VAN HALEN The mid-decade replacement of David Lee Roth with Sammy Hagar nearly got them crossed off my list, and their lazy ways ensured that even on their best 1980s albums (Women and Children First, Fair Warning, 1984) there was usually barely a half-hour of music, even then padded with sonic doodles. But between Eddie Van Halen’s revolutionary playing and Roth’s heavy-metal-goes-Vegas schtick, this used to be one great hard rock band, and 1984 — cheesy synth curlicules and all — is pure up from the word go. 

TOM WAITS The 1980s dawned with Waits at the end of his creative rope: the Beatnik poet poses, the blowsy balladeer phase and the raggedy bluesman exercises had all been played out, and Heartattack and Vine left even diehard fans who’d made it through the Bette Midler duet wondering why they should bother listening. So Waits did something quite remarkable: he reinvented himself and his sound so completely that people who loved 1970s work like the wisecracking Nighthawks at the Diner practically have to be argued into believing they’re listening to the same guy. I play Swordfishtrombones, Rain Dogs and Franks Wild Years and I hear scraps of Kurt Weill, galumphing Harry Partch percussion, blues howls ripped straight from the chain gang, cocktail lounge wisecracks, Nelson Riddle jazz orchestrations and, every once in a while, straight rock and roll. The unassailable masterpiece is Rain Dogs, an overflowing cornucopia of great songs and character turns. Killer lines (“There’s nothing wrong with her a hundred dollars wouldn’t fix”) and bizarre whimsy (“Nobody brings anything small into a bar here”) flit past like faces in the crowd. And just when you begin to worry that there might be nothing going on beneath the collection of funny masks and jangling sounds, Waits turns and delivers “Downtown Train,” a love song so heartfelt that everyone from Rod Stewart on up has tried to make it his own, and yet so idiosyncratically attuned to Waits’ rough delivery that the song remains completely, perfectly his.
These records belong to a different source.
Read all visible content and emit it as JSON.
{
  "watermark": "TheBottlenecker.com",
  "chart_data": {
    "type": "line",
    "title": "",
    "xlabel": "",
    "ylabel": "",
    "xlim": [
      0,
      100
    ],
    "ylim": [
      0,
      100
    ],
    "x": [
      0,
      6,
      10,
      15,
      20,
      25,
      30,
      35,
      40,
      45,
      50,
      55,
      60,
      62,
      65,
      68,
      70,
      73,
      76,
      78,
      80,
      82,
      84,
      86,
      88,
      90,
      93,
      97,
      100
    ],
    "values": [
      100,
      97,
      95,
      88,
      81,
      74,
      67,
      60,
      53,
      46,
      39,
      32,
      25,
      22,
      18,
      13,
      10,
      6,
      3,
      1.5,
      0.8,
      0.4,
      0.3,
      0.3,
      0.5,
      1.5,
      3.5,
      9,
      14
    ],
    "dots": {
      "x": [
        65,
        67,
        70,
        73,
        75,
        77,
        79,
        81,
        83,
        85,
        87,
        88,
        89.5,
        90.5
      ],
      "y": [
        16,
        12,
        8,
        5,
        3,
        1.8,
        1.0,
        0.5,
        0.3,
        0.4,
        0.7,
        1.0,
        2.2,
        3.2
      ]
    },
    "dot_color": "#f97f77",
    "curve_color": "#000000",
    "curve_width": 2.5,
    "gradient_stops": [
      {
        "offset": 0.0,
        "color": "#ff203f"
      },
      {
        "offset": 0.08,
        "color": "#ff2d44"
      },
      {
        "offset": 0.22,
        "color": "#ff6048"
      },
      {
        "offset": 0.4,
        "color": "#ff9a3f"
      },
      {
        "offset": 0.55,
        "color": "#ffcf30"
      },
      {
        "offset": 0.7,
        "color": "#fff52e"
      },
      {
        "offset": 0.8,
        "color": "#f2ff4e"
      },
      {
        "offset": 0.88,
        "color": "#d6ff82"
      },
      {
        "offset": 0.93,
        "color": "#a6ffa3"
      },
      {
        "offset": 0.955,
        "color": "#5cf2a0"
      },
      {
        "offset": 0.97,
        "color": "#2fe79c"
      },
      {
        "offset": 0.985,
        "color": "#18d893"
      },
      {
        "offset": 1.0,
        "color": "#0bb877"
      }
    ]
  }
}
A great American songwriter and performer — the underground Irving Berlin.                                       

From R’lyeh, with love
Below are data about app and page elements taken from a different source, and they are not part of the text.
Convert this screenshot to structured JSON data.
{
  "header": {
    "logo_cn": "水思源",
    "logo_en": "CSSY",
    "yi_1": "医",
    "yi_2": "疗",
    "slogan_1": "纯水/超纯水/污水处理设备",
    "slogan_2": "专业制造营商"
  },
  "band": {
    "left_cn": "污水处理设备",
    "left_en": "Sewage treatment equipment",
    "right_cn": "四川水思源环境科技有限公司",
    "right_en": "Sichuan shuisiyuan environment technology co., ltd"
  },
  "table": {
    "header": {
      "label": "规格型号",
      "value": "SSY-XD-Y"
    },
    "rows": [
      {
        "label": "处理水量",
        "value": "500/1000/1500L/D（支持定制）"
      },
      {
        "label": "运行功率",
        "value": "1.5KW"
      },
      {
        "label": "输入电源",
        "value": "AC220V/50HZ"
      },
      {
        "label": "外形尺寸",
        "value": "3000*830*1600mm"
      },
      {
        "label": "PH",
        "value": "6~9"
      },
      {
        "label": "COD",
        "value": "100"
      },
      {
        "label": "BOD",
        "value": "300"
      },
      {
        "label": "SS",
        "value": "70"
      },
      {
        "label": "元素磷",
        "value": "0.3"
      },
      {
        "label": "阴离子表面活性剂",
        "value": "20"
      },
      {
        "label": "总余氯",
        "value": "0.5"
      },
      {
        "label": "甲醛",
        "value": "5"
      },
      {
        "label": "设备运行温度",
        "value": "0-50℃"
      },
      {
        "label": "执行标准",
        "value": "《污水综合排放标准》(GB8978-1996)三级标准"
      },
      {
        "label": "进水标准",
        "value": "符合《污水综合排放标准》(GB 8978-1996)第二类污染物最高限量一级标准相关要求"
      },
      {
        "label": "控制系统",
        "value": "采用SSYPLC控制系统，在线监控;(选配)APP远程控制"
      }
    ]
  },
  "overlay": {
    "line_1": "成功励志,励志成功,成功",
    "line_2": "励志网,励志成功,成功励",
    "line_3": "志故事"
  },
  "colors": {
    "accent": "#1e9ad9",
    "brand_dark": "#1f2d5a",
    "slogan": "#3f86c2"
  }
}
The current issue of my favorite literary magazine, the New York Review of Books, has a good article about H.P. Lovecraft keyed to the recent Library of America edition of his stories and Michel Houellebecq’s biography/polemic.

The reviewer, Luc Sante, is quick to note the irony of HPL being enshrined in a Library of America edition, since the king of American critics, Edmund Wilson, not only conceived the idea of the Library of America, but took great pleasure in cocking a leg over Lovecraft’s work in 1945.
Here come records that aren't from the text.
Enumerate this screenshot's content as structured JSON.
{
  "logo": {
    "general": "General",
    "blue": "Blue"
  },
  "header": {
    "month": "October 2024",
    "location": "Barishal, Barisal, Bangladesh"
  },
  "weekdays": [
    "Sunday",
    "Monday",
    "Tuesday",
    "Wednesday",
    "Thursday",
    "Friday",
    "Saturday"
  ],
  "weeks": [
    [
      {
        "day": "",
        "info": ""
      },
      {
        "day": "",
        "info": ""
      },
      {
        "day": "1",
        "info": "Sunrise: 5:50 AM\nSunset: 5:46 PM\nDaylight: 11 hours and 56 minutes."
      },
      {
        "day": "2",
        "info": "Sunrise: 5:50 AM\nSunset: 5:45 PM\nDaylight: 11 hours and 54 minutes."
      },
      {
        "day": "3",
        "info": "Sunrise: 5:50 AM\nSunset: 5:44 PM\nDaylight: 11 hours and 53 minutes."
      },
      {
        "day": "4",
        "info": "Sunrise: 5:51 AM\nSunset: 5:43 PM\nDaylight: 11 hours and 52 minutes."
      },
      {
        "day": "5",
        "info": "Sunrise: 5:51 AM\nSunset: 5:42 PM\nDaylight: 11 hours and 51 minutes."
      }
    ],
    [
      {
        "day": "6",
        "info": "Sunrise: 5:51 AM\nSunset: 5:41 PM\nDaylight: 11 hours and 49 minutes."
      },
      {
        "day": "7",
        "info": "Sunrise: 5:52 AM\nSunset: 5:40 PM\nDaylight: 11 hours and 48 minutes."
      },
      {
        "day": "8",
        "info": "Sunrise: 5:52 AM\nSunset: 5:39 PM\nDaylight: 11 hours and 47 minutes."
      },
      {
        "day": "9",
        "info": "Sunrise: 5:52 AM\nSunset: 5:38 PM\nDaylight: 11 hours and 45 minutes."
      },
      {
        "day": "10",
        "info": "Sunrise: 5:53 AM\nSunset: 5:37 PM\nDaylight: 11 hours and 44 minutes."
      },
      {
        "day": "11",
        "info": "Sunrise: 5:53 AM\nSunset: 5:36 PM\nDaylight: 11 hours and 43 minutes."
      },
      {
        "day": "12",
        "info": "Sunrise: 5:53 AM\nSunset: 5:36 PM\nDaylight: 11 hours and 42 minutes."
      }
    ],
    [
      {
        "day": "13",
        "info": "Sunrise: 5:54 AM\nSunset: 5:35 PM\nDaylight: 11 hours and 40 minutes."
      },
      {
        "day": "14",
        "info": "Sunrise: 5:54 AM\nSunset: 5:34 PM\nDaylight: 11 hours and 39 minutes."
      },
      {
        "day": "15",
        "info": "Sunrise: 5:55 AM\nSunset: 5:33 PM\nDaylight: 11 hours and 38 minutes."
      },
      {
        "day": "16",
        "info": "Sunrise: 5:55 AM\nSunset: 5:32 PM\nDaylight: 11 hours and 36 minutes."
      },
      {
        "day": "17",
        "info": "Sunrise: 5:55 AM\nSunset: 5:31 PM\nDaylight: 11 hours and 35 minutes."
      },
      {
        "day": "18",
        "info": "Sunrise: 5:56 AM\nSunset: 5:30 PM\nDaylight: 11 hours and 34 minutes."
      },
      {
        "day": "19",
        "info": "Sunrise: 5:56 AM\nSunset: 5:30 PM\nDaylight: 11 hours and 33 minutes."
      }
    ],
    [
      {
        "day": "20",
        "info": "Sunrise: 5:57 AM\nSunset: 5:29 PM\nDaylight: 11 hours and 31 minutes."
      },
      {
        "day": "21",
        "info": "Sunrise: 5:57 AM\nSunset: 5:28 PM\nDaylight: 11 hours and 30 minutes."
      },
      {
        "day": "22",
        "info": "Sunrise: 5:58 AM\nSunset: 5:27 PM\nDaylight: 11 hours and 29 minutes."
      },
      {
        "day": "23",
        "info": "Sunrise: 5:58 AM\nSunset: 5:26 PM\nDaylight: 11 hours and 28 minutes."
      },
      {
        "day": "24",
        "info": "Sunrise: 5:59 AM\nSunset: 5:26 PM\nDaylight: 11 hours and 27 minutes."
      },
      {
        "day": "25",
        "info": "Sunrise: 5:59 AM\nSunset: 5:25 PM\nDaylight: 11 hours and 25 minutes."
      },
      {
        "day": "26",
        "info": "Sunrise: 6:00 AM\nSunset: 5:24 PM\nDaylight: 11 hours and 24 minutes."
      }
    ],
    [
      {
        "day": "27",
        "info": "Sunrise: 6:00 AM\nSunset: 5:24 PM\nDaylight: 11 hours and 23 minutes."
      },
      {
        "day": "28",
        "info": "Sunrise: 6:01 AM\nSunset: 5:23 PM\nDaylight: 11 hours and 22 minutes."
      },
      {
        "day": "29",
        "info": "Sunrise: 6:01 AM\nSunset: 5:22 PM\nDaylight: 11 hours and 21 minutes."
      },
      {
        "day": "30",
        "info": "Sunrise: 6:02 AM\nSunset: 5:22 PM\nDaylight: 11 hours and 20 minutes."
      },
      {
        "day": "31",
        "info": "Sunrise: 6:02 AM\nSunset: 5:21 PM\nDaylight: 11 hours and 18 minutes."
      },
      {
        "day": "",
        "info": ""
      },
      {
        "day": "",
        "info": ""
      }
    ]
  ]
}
Wilson’s ghost has actually been howling in outrage since 2000 over the fact that two of Lovecraft’s sonnets were included in the Library of America’s survey of twentieth century poetry. The fact that “The Colour Out of Space” and “The Rats in the Walls” have now made it into the black jacket club ahead of Memoirs of Hecate County probably has that same ghost roaming between the Princeton University eating clubs, pulling out what few hairs remained in that patrician dome of his. Karmic payback is a bitch.

I would have linked to the article earlier, but NYRB only recently put it online. The link was bird-dogged by, appropriately enough, Blog-Sothoth.

Get your droog on

The Raconteur, one of my favorite area bookstores (yes, that’s it down there on the Homes Away From Home blogroll) is presenting a staged version of Anthony Burgess’s novel A Clockwork Orange. Performances will be given Oct. 26 through Nov. 4, with special performances on Mischief Night and Halloween.

The look and style of the production will be completely different from Stanley Kubrick’s 1971 film version, and the production (which will be mounted at the Forum Theatre in Metuchen) is gauged for ages 16 and up.

Color me intrigued. I’m no great fan of Kubrick’s film — in fact, I think it was his first genuinely bad movie after the amazing run that took him from The Killing to 2001: A Space Odyssey. A stage production will put the focus back on Burgess’s amazing wordplay and the subtle ways language is used to twist and warp reality.

Break a leg guys. Considering the storyline, getting away with niothing worse than a broken leg would be quite a feat in itself.